Summary of first e-Conference
The e-Conference was opened by Mr. Nico Elema, the NEPAD SANWATCE Programme Manager, and Prof. Jacqueline Goldin, University of the Western Cape, in an online video discussing Knowledge Management (KM) in general and thus providing the backdrop to the discussions that followed. The discussion was divided into two parts:
1) What is KM? Who are the stakeholders in the water sector?
2) A new direction?
Do researchers in the water sector have to change their perspective and become more policy-tuning, rather than policy-shaping?
The e-Conference started off with an immediate focus on policy. Professor Daniel CW Nkhuwa of the University of Zambia clearly demonstrates the added value of incorporating information and the results of research into groundwater management policy and even day-to-day management. He rightfully recognizes that the uptake by political beneficiaries of this information is not always evident, and suggests a certain responsibility for knowledge producers to ‘package’ their knowledge to facilitate the uptake. This is not evident to achieve, as is pointed out by Andrea Leone of the Joint Research Centre Ispra who states “In our experience we noticed a consensus among stakeholders on the need for common approaches to KM but scepticism about top down or artificially created solutions – user shaped solutions can be more “chaotic” but more likely to work.”
Based on these arguments Mr. Murray Biedler, expert on the southern African water sector and KM, put forward the controversial argument that the mismatch between policy-makers and researchers is also due to the time lag of the two worlds; researchers think long-term while policy-makers are tied to short-term time frames and outputs. This led us to ask the question whether you think that researchers in the water sector have to change their perspective and become more policy-tuning, rather than policy-shaping.
Andrea Leone from the JRC turned the question around and challenged policy-makers to adapt their decision-making processes. This was followed up by Prof. Goldin from the University of the Western Cape, South Africa, who remarked that policy-makers want simplistic data and clear recommendation. She therefore suggested that scientists publish two papers; one which adheres to the strict scientific ethical requirements, while the other presents the information for the policy-makers in form of policy briefs. Prof. Nkhuwa, in particular, raised the issue of ethical standards in the scientific community and reminded the participants that science and data cannot exist in a vacuum but have to serve a purpose. It is, to quote Prof. Goldin, “the researchers’ ethical duty to transfer information as accurately and precisely as possible” and face-to-face interaction with policy-makers is preferred at all stages of the policy cycle. In the end, all commentators agreed that it is up to all stakeholders – researchers, policy-makers, and society to contribute their specific knowledge, in order to improve the well-being of the southern African water sector.

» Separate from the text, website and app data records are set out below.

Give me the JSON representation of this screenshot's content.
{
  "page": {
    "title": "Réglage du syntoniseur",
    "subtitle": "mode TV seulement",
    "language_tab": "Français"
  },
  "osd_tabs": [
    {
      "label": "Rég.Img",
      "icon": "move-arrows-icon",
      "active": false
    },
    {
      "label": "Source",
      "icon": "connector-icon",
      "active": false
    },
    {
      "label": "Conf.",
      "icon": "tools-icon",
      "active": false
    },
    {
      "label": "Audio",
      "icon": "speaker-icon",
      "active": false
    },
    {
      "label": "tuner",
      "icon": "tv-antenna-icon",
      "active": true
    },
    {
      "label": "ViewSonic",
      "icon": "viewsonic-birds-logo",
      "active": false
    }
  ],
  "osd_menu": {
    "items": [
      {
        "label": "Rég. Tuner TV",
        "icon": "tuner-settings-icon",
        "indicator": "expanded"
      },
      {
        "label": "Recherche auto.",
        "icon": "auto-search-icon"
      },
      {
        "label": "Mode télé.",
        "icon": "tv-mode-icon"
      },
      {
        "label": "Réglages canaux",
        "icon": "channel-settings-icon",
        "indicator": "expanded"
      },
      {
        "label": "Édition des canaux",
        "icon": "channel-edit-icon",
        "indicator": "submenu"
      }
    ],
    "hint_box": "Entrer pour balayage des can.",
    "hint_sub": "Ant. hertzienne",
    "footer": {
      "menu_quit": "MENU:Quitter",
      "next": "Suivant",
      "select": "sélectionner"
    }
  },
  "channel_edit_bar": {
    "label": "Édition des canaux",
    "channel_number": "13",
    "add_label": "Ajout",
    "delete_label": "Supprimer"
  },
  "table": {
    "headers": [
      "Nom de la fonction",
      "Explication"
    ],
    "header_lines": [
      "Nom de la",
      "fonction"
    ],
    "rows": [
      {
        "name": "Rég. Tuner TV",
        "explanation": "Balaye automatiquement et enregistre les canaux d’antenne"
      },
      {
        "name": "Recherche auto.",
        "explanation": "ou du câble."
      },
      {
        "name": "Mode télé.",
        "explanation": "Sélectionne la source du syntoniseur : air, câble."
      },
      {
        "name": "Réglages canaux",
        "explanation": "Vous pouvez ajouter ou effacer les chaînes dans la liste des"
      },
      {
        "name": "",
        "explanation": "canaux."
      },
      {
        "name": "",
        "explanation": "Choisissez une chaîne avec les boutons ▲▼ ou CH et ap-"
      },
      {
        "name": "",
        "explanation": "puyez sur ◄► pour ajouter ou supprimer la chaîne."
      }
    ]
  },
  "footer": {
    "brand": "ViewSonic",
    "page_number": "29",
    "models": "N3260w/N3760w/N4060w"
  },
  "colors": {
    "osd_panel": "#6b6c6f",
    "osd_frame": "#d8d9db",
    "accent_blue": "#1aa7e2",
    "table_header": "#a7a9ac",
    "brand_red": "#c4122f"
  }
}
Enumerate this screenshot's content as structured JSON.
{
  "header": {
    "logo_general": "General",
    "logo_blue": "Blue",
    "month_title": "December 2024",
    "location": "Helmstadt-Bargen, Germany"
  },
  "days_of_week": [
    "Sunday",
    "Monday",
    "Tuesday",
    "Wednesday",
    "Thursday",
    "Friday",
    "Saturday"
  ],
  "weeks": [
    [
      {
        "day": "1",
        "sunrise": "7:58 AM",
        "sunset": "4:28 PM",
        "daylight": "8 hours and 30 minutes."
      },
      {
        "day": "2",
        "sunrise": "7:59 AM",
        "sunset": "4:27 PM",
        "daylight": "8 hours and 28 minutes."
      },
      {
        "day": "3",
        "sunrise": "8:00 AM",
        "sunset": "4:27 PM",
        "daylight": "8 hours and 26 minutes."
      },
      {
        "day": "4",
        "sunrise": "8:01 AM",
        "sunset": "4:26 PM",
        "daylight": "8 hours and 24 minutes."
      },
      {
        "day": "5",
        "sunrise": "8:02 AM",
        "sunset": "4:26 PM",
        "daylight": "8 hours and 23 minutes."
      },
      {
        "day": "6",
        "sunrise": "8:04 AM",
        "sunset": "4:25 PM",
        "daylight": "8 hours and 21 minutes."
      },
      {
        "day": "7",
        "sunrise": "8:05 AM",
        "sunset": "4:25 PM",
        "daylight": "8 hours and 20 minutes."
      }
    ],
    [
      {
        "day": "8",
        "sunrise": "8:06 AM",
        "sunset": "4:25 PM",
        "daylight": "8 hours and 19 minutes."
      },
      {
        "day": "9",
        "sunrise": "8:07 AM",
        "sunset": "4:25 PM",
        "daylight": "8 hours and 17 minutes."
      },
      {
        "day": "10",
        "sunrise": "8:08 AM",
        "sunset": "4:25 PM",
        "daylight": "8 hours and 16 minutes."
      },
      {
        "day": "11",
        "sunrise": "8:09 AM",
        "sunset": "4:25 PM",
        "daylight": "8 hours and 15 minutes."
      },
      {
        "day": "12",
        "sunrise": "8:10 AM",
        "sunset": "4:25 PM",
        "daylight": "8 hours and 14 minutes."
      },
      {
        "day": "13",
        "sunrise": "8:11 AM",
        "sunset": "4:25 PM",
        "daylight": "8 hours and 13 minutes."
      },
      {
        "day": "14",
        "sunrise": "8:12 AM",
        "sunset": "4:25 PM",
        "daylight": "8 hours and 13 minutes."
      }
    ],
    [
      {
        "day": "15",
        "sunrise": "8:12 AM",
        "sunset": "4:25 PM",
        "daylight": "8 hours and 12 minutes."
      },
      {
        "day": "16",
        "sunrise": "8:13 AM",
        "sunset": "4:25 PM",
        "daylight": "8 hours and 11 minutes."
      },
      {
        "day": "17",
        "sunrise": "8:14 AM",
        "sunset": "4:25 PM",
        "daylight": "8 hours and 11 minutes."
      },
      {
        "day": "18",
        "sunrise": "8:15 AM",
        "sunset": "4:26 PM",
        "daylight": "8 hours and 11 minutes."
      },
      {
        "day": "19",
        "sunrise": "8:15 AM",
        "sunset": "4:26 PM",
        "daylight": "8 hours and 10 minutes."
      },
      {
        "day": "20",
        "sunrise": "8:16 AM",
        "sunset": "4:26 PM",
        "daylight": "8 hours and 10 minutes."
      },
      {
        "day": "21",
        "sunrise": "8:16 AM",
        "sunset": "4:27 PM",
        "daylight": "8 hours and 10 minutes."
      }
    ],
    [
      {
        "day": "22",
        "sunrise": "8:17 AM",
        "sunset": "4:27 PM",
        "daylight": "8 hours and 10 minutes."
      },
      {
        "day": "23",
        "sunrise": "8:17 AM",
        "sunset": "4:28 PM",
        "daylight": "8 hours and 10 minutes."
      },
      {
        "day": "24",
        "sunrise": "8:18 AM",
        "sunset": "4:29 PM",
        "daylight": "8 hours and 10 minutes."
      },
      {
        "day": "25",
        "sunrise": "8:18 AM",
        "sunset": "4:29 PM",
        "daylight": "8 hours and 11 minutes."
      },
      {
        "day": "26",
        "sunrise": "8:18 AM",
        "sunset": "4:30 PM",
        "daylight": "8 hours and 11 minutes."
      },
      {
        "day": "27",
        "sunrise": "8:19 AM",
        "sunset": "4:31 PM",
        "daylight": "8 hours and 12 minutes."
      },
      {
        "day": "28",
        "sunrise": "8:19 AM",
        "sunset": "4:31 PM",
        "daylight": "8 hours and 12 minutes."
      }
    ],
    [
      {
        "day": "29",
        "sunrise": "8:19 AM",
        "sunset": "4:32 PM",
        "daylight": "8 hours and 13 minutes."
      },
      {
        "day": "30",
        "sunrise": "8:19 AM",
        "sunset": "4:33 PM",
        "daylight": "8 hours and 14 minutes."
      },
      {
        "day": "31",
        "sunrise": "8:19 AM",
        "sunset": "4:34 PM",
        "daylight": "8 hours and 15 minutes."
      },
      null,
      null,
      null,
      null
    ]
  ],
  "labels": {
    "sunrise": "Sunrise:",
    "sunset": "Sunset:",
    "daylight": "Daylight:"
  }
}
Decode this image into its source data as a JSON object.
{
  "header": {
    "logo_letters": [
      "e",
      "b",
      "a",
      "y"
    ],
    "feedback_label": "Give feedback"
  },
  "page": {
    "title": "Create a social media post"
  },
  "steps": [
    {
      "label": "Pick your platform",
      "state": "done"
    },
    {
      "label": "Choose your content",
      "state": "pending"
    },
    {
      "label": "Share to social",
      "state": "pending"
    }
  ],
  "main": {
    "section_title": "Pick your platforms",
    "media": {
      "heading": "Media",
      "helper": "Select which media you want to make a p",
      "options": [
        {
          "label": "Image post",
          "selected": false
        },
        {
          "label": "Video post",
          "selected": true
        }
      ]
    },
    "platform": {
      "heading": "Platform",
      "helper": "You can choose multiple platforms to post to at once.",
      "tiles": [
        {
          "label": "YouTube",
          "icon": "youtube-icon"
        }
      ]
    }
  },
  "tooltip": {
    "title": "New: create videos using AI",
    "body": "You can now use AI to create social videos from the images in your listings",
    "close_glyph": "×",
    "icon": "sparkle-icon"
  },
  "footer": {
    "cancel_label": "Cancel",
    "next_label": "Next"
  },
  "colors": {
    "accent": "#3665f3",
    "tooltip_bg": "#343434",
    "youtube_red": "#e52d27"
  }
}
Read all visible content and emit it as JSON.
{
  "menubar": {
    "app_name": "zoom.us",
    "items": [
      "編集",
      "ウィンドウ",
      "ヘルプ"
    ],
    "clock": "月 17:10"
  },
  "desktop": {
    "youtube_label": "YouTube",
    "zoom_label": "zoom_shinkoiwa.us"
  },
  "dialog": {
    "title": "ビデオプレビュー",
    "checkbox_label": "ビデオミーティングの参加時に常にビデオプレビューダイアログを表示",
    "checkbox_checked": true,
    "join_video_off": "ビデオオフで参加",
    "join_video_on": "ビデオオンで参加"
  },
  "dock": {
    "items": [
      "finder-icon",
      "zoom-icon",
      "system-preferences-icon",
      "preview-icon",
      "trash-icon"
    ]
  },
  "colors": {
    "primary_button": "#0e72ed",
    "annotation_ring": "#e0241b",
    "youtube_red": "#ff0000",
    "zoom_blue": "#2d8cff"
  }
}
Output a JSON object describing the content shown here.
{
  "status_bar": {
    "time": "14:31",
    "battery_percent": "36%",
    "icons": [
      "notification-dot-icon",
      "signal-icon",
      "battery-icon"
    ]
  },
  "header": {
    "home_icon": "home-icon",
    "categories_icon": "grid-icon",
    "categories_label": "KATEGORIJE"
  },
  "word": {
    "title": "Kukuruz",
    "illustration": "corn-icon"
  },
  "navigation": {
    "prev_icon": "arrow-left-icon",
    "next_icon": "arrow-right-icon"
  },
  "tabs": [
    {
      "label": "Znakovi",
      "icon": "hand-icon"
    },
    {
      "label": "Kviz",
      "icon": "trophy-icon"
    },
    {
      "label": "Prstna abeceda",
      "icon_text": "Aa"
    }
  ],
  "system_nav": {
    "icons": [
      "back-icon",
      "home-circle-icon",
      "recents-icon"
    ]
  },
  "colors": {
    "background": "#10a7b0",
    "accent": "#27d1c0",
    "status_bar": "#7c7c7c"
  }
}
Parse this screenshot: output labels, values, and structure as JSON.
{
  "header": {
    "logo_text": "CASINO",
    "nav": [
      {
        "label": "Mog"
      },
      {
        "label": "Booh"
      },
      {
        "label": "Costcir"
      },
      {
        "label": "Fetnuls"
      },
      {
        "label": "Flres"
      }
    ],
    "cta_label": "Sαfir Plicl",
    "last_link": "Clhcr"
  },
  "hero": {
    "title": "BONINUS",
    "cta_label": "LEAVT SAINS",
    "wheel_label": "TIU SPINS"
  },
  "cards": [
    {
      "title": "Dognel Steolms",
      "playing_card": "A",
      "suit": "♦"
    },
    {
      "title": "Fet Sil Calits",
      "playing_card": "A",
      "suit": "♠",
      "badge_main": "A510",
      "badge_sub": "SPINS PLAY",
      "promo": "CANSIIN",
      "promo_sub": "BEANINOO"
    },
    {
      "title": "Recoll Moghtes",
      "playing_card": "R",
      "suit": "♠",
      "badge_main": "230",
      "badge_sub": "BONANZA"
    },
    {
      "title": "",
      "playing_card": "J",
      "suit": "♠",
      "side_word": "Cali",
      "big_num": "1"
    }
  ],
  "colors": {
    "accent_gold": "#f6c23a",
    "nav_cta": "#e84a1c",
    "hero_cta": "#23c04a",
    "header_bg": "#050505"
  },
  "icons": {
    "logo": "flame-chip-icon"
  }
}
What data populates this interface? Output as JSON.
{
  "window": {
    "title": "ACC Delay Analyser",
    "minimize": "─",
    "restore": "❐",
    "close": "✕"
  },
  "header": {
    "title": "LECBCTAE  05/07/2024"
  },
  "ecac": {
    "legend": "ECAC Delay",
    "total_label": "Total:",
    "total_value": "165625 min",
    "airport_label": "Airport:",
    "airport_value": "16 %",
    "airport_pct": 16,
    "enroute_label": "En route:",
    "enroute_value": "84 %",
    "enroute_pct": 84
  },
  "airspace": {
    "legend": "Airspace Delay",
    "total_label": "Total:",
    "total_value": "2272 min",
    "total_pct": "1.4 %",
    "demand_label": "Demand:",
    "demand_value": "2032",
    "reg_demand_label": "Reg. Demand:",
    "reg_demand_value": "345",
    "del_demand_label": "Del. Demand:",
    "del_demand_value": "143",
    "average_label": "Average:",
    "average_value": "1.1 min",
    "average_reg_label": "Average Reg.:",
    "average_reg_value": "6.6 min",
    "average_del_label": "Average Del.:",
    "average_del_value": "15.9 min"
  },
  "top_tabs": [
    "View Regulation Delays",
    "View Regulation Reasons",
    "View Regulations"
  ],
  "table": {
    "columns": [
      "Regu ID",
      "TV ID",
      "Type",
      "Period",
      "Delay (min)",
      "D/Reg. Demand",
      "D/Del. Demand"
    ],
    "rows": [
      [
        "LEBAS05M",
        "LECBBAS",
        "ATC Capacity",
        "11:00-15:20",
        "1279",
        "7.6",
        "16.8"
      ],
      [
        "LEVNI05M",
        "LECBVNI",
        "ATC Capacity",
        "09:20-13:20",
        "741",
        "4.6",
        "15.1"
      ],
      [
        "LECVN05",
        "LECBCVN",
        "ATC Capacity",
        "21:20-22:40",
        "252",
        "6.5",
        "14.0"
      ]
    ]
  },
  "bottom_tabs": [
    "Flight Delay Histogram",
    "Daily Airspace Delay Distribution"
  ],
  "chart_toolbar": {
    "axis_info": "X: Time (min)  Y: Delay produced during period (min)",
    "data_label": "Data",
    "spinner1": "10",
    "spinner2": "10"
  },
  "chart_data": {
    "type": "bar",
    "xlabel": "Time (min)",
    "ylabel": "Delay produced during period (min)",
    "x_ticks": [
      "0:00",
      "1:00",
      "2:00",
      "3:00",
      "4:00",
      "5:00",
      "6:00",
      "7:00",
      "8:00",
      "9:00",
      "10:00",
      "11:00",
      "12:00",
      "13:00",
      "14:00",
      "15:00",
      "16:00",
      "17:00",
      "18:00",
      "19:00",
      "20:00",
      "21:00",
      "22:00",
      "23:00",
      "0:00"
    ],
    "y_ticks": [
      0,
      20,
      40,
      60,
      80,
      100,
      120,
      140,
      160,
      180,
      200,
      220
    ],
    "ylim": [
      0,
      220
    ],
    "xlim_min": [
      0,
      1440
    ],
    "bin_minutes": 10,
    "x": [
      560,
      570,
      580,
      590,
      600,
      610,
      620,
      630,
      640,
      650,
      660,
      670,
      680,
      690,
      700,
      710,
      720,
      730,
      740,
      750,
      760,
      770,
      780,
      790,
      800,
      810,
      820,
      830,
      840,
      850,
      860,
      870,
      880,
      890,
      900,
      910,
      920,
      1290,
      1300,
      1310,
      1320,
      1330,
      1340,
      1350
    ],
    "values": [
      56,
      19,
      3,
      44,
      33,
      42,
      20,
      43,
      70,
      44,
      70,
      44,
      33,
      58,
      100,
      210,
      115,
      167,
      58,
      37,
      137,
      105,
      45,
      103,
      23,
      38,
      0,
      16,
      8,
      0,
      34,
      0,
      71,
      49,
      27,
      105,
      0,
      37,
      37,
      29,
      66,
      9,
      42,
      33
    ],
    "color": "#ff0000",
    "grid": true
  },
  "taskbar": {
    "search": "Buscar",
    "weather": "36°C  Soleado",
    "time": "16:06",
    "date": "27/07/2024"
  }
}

The full summary can be downloaded here: Econference_Knowledge Chain Nov 2012.
Refer to the Programme and Topics to see what is being discussed and when.